“The constitution of Pakistan has yet to be framed by the Pakistan Constituent Assembly. I do not know what the ultimate shape of this constitution is going to be, but I am sure that it will be of a democratic type, embodying the essential principle of Islam. Today, they are as applicable in actual life as they were 1,300 years ago. Islam and its idealism have taught us democracy. It has taught equality of man, justice and fairplay to everybody. We are the inheritors of these glorious traditions and are fully alive to our responsibilities and obligations as framers of the future constitution of Pakistan. In any case Pakistan is not going to be a theocratic State to be ruled by priests with a divine mission. We have many non-Muslims –Hindus, Christians, and Parsis –but they are all Pakistanis. They will enjoy the same rights and privileges as any other citizens and will play their rightful part in the affairs of Pakistan.”

 

Was he not clear? He was. The problem is, Pakistanis are not.

It’s all about getting your textbook right.

This is where the Debate is sealed for me.

He endorsed Mustafa Kamal, the Ataturk. Really? That Anti-Muslim Secular Dictator? He clearly must be nuts. Well, he had his reasons. These words on March 4, 1948.

“The exploits of your leaders in many a historic field of battle; the progress of your Revolution; the rise and career of the great Ataturk, his revitalization of your nation by his great statesmanship, courage and foresight all these stirring events are well-known to the people of Pakistan.”

And remember, Mr. Jinnah opposed the Khilafat Movement?

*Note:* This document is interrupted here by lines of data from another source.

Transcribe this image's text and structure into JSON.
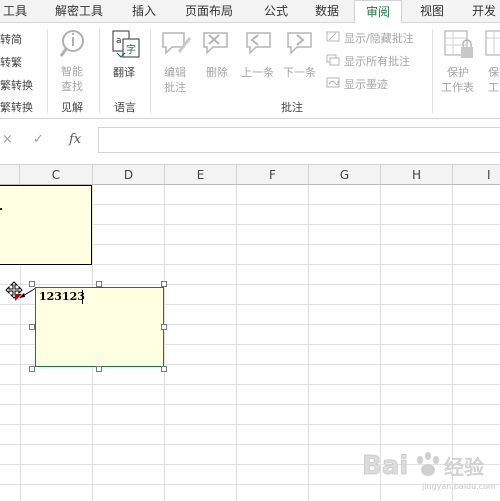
{
  "tabs": [
    {
      "label": "工具",
      "active": false
    },
    {
      "label": "解密工具",
      "active": false
    },
    {
      "label": "插入",
      "active": false
    },
    {
      "label": "页面布局",
      "active": false
    },
    {
      "label": "公式",
      "active": false
    },
    {
      "label": "数据",
      "active": false
    },
    {
      "label": "审阅",
      "active": true
    },
    {
      "label": "视图",
      "active": false
    },
    {
      "label": "开发",
      "active": false
    }
  ],
  "ribbon": {
    "chinese": {
      "trad_to_simp": "转简",
      "simp_to_trad": "转繁",
      "conversion": "繁转换",
      "group": "繁转换"
    },
    "insights": {
      "smart_lookup_line1": "智能",
      "smart_lookup_line2": "查找",
      "group": "见解"
    },
    "language": {
      "translate": "翻译",
      "group": "语言"
    },
    "comments": {
      "edit_line1": "编辑",
      "edit_line2": "批注",
      "delete": "删除",
      "previous": "上一条",
      "next": "下一条",
      "show_hide": "显示/隐藏批注",
      "show_all": "显示所有批注",
      "show_ink": "显示墨迹",
      "group": "批注"
    },
    "protect": {
      "protect_sheet_line1": "保护",
      "protect_sheet_line2": "工作表",
      "protect_workbook_line1": "保",
      "protect_workbook_line2": "工"
    }
  },
  "formula_bar": {
    "cancel": "×",
    "enter": "✓",
    "fx": "fx",
    "value": ""
  },
  "columns": [
    "C",
    "D",
    "E",
    "F",
    "G",
    "H",
    "I"
  ],
  "comments": [
    {
      "text": "",
      "partial_text": "."
    },
    {
      "text": "123123"
    }
  ],
  "watermark": {
    "line1": "Bai",
    "line2": "经验",
    "sub": "jingyan.baidu.com"
  },
  "colors": {
    "accent": "#217346",
    "comment_bg": "#ffffe1",
    "grid": "#e1e1e1"
  }
}
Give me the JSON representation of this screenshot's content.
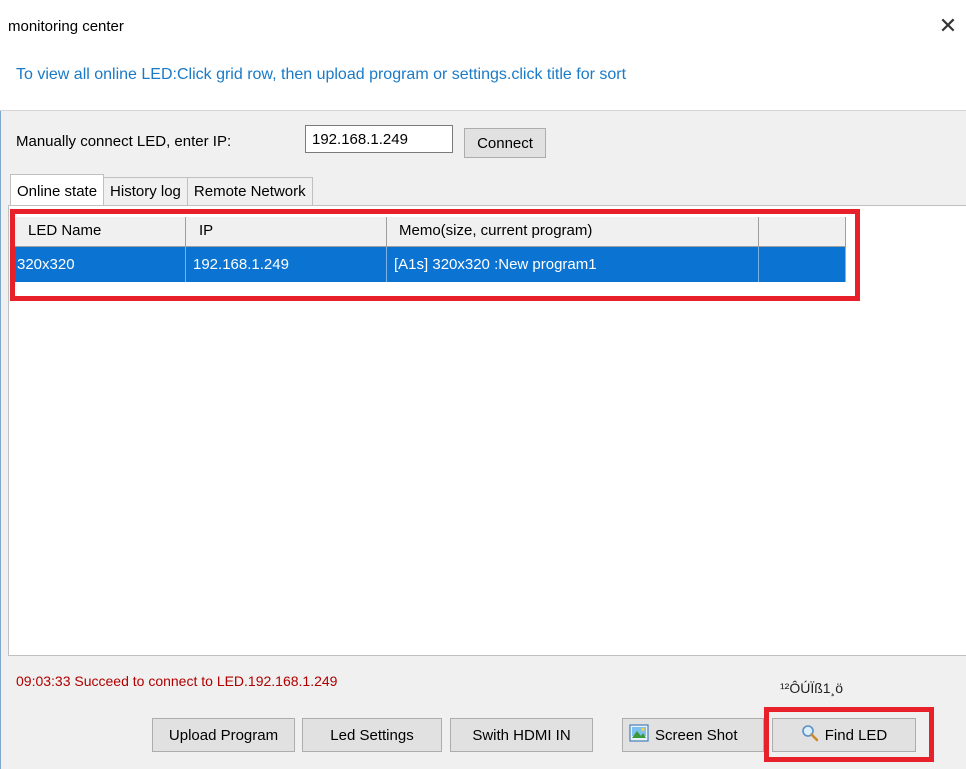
{
  "window": {
    "title": "monitoring center",
    "close_glyph": "✕",
    "info_text": "To view all online LED:Click grid row, then upload program or settings.click title for sort"
  },
  "connect": {
    "label": "Manually connect LED, enter IP:",
    "ip_value": "192.168.1.249",
    "button_label": "Connect"
  },
  "tabs": [
    {
      "label": "Online state",
      "active": true
    },
    {
      "label": "History log",
      "active": false
    },
    {
      "label": "Remote Network",
      "active": false
    }
  ],
  "grid": {
    "columns": [
      "LED Name",
      "IP",
      "Memo(size, current program)",
      ""
    ],
    "rows": [
      {
        "name": "320x320",
        "ip": "192.168.1.249",
        "memo": "[A1s] 320x320 :New program1",
        "extra": "",
        "selected": true
      }
    ]
  },
  "status": {
    "message": "09:03:33  Succeed to connect to LED.192.168.1.249",
    "garbled_text": "¹²ÔÚÏß1¸ö"
  },
  "buttons": {
    "upload": "Upload Program",
    "settings": "Led Settings",
    "hdmi": "Swith HDMI IN",
    "screenshot": "Screen Shot",
    "find": "Find LED"
  },
  "icons": {
    "screenshot": "picture-icon",
    "find": "magnifier-icon"
  },
  "colors": {
    "info_text": "#1a7ac7",
    "selected_row": "#0b73d2",
    "status_text": "#b00000",
    "highlight": "#e8202a"
  }
}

Mullahs hated him anyway.

But what the hell, get the focus right.

This is what he said about building the nation.

The great man also said, this. June 15, 1948 in Quetta.

“We are now all Pakistanis–not Baluchis, Pathans, Sindhis, Bengalis, Punjabis and so on–and as Pakistanis we must feet behave and act, and we should be proud to be known as Pakistanis and nothing else.”

Not much comments on this one, it is self-explanatory, but only shames us on how ethnically polarized Pakistani politics have become.

Even dump Secularism, if it is so evil, can we just act on this saying? That is, Unite as a Nation.

We hardly act on anything the Quaid-e-Azam said & debate whether he was secular or not. Pakistanis need to grow up as a nation

And finally, in the words of fellow Fabian Socialist, and another great visionary and Statesman of the Indian Subcontinent, Jawaharlal Nehru, the ultimate tribute to the Quaid-e-Azam.

Jinnah is one of the most extraordinary men in history.

Both the men had almost similar approach to politics. India was lucky to have such an architect.

Pakistan was lucky to have Jinnah as the architect too, he just could not finish the building.

 

I don’t want to imply that he was a superman, far from it. But at least we can learn from him.

You even learn from your enemy they say.

Unity, Faith, Discipline.